= ASSIGNMENT =
Below are entries. Pull out all lines containing "this".

(Stored data)
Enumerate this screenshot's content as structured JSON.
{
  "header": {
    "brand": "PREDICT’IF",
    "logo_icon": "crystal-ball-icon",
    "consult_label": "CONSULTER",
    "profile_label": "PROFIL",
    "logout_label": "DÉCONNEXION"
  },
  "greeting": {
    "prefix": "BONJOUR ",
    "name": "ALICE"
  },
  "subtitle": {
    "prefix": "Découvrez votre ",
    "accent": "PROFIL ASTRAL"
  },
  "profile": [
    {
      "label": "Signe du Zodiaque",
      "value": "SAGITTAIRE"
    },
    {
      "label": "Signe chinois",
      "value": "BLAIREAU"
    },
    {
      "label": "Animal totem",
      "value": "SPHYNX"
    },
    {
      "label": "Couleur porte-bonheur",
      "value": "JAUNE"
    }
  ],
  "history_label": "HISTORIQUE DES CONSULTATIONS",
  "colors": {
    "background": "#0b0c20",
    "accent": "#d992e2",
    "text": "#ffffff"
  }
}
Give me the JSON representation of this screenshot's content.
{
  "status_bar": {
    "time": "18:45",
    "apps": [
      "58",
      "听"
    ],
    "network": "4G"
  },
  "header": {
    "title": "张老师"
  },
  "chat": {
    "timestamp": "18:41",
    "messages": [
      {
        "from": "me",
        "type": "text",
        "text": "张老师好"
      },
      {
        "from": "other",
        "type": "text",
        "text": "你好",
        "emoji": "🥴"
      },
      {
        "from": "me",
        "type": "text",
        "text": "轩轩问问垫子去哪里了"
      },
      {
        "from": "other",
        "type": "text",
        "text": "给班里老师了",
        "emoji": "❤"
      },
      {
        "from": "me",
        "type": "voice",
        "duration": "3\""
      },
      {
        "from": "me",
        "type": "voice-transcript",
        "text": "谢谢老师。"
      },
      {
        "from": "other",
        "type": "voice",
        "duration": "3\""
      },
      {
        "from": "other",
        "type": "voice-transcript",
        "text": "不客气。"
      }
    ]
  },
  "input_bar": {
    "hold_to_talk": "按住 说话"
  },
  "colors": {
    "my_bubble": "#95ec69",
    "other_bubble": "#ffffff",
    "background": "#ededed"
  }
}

= SOLUTION TO THE PROBLEM =
Enumerate this screenshot's content as structured JSON.
Give me the JSON representation of this screenshot's content.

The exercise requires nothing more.